Differences in body structure and locomotion exist between these two groups of organisms. Centipedes and arachnids, such as spiders, belong to different classes within the phylum Arthropoda. While both groups share some similarities, there are distinct characteristics that set them apart.
Firstly, centipedes have long, segmented bodies with one pair of legs per segment. In contrast, arachnids have two main body parts: the cephalothorax and abdomen. Additionally, centipedes possess venomous claws or forcipules located near their heads, which they use to capture prey. Arachnids also have venom glands but use modified appendages called chelicerae to deliver venom.
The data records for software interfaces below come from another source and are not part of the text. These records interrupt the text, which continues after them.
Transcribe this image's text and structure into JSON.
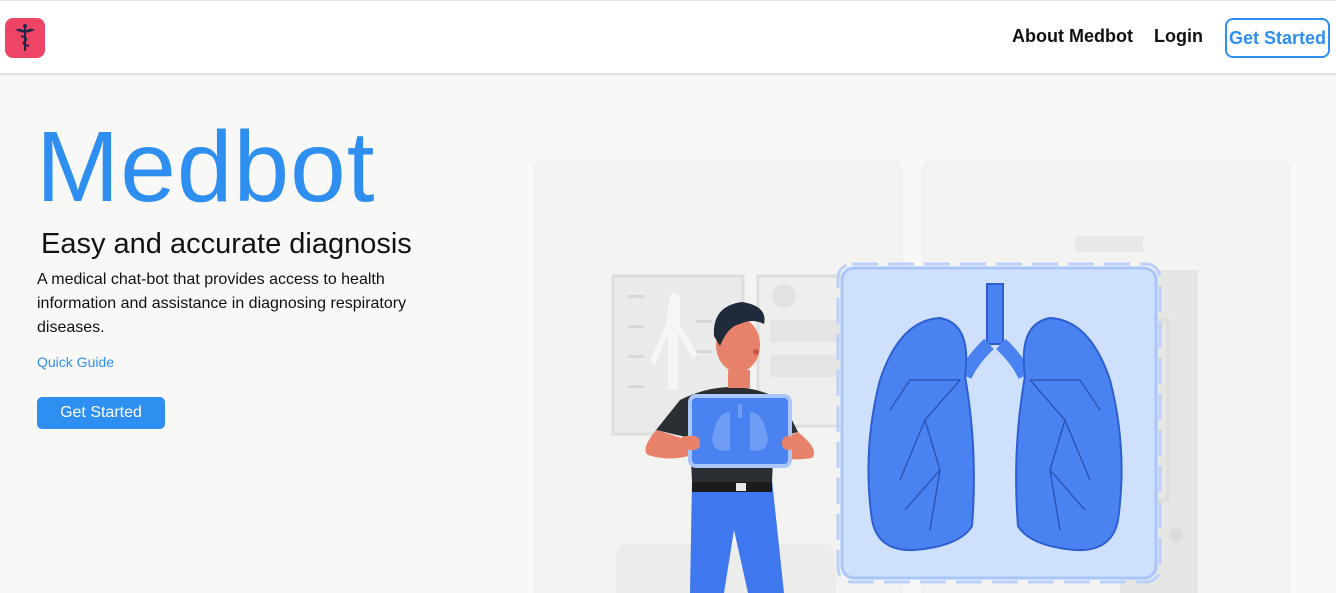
{
  "colors": {
    "accent": "#2f8ff0",
    "logo_bg": "#ee4466",
    "page_bg": "#f8f8f7"
  },
  "navbar": {
    "logo_icon": "caduceus-icon",
    "links": [
      "About Medbot",
      "Login"
    ],
    "cta_label": "Get Started"
  },
  "hero": {
    "title": "Medbot",
    "subtitle": "Easy and accurate diagnosis",
    "description": "A medical chat-bot that provides access to health information and assistance in diagnosing respiratory diseases.",
    "quick_guide": "Quick Guide",
    "cta_label": "Get Started"
  },
  "illustration": {
    "icon": "lungs-xray-illustration"
  }
}
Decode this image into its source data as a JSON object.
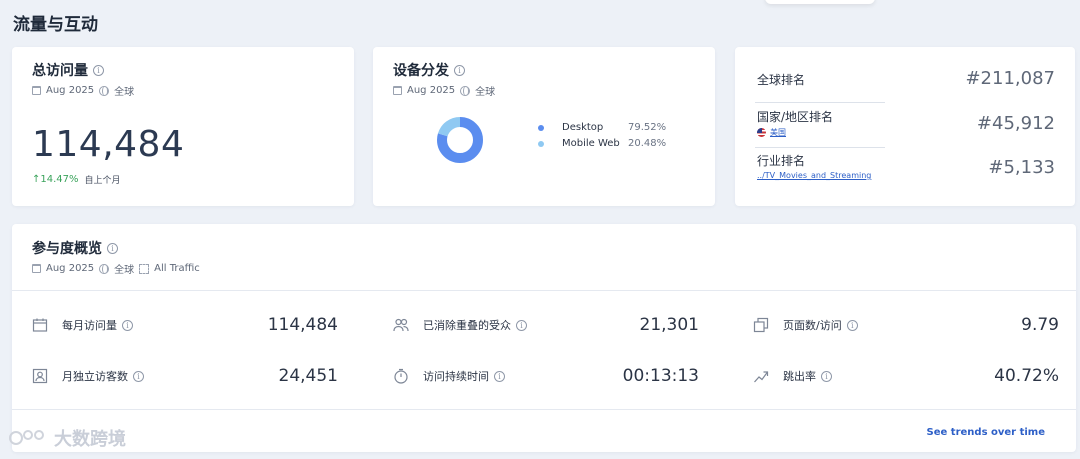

In terms of locomotion, centipedes are fast-moving creatures capable of rapid speed due to their numerous legs. On the other hand, most arachnids rely on eight legs for movement but do not move as quickly as centipedes.
To further illustrate these differences:
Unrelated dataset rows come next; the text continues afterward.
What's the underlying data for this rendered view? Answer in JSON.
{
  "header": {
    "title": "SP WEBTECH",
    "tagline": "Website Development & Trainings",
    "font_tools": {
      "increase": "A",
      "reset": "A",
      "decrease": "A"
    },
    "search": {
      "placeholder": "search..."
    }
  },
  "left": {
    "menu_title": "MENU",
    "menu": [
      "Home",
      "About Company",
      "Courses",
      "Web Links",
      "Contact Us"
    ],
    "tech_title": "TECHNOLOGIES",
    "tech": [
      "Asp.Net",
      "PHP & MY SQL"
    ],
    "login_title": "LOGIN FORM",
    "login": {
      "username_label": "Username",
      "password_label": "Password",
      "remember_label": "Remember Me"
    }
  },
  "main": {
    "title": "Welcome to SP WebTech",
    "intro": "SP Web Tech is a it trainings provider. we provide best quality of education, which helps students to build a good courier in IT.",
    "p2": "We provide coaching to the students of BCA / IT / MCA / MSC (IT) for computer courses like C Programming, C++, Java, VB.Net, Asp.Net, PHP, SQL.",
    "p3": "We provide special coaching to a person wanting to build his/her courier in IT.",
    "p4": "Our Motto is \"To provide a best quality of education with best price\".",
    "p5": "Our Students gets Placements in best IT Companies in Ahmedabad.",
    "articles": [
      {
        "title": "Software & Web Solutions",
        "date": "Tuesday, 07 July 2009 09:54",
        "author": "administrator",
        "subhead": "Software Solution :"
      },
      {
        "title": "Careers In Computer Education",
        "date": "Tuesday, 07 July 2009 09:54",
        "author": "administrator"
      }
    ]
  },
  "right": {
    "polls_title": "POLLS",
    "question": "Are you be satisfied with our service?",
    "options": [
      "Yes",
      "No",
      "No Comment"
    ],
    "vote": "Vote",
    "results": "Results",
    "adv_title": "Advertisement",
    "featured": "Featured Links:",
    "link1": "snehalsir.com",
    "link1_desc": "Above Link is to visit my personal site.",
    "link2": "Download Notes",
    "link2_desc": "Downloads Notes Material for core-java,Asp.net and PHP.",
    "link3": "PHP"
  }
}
|Body Structure||Long and segmented||Cephalothorax and abdomen|
|Number of Legs||One pair per segment||Eight legs|
|Venom Delivery||Claw-like forcipules||Modified appendages called chelicerae|
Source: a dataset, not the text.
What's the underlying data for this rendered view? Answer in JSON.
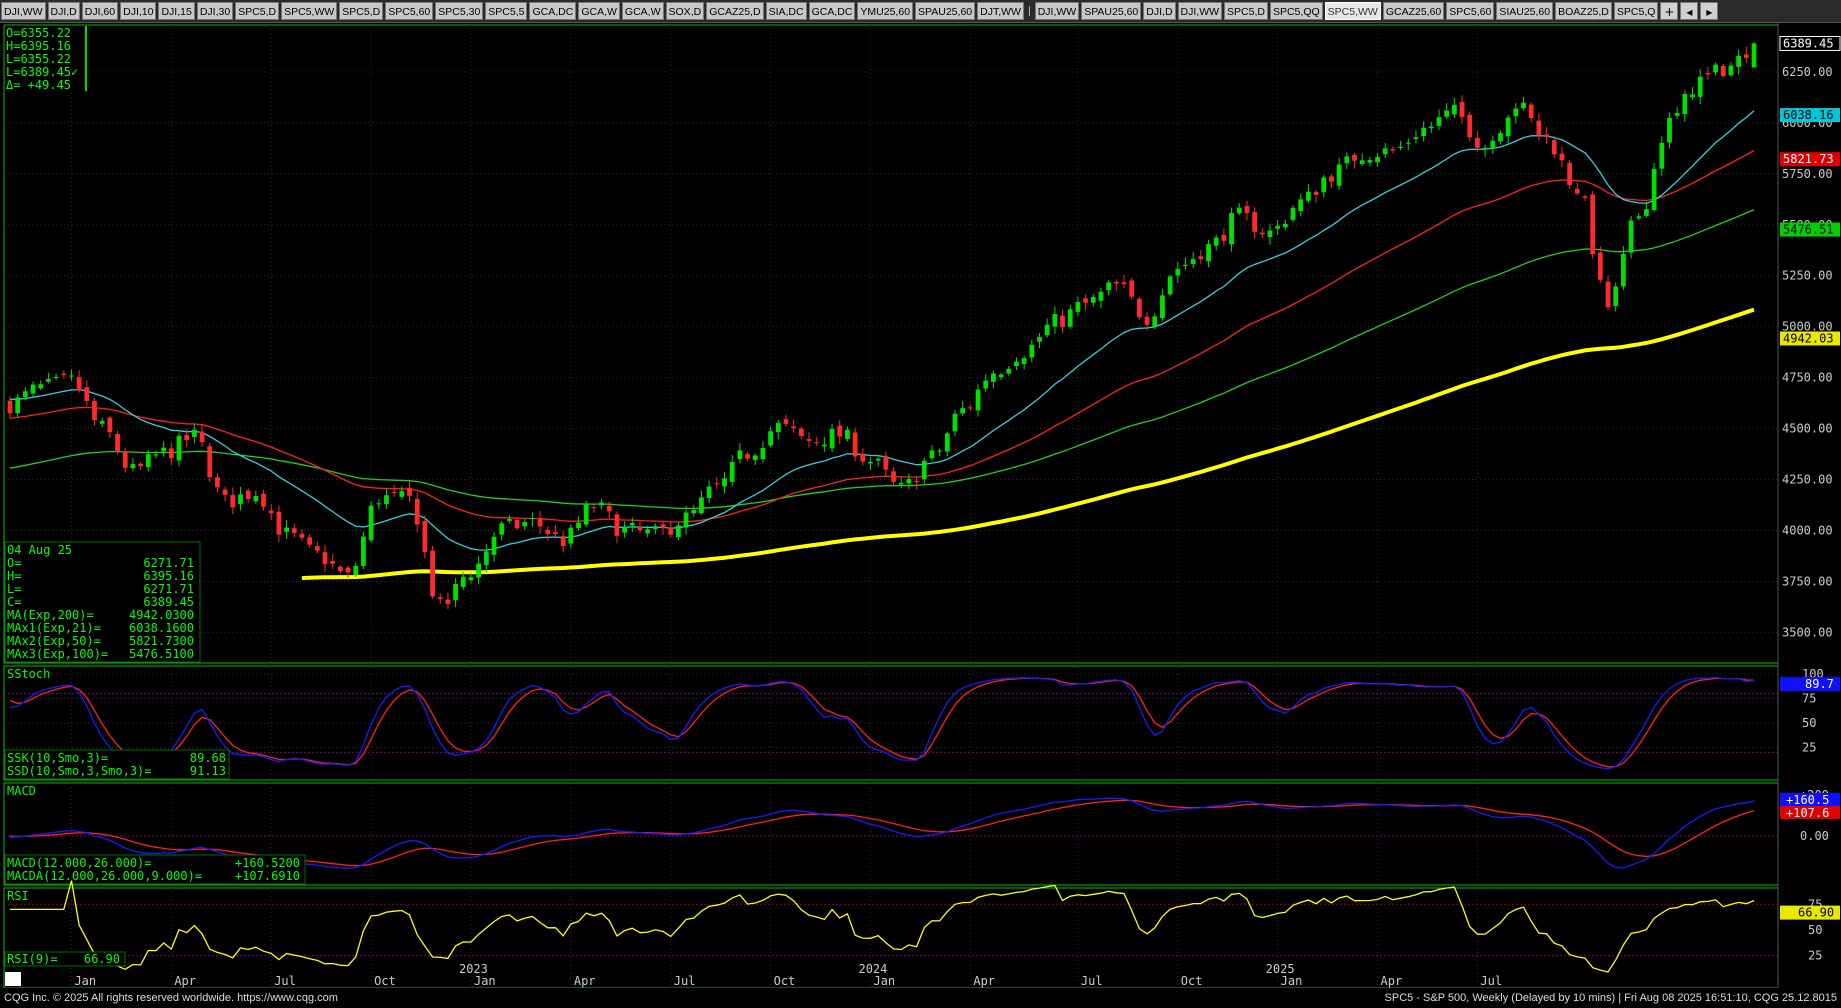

|Locomotion Speed||Rapid movement due to numerous legs||Slower movement compared to centipedes|
Overall, despite sharing similarities as arthropods, centipedes and arachnids differ in body structure and locomotion methods. While some species of centipedes are venomous and possess poisonous fangs for hunting purposes, it is important to note that not all species exhibit this trait.
Similarities Between Centipedes and Arachnids
Both centipedes and arachnids share common characteristics as arthropods, indicating their close evolutionary relationship. They exhibit similar behavioral adaptations that enable them to survive in various ecological niches. Centipedes and arachnids have evolved a range of strategies to capture prey, such as venomous bites, silk production for web-building, or fast movements. These adaptations enhance their ability to locate and subdue prey efficiently. Additionally, both centipedes and arachnids play important ecological roles within ecosystems. They act as predators, controlling populations of insects and other small invertebrates. By regulating the population sizes of these organisms, centipedes and arachnids help maintain balance within ecosystems. Furthermore, they contribute to nutrient cycling by breaking down organic matter through scavenging activities. Together, these shared characteristics and ecological roles highlight the significance of centipedes and arachnids in ecosystem functioning.
Evolutionary History of Centipedes and Arachnids
The evolutionary history of centipedes and arachnids can be traced back to the ancient lineage of arthropods, which emerged during the Cambrian period. These two groups share a common ancestor and have since diverged into distinct lineages with unique characteristics. The evolutionary relationships between centipedes and arachnids have been shaped by various adaptations and diversifications over millions of years.
- Arthropods: Centipedes and arachnids belong to the phylum Arthropoda, which includes insects, crustaceans, and other related organisms.
- Terrestrial Adaptation: Both centipedes and arachnids have evolved to inhabit terrestrial environments, adapting their bodies for life on land.
- Predatory Lifestyle: Centipedes and most arachnids are predators, using venom or powerful jaws to capture and subdue their prey.
- Segmented Bodies: Both groups possess segmented bodies with jointed appendages that allow for flexibility in movement.
- Exoskeletons: Centipedes and arachnids have exoskeletons made of chitin, providing protection and support.
Through these various adaptations and diversifications, centipedes and arachnids have successfully thrived in different habitats around the world. Understanding their evolutionary history sheds light on the fascinating journey that has led to their current forms.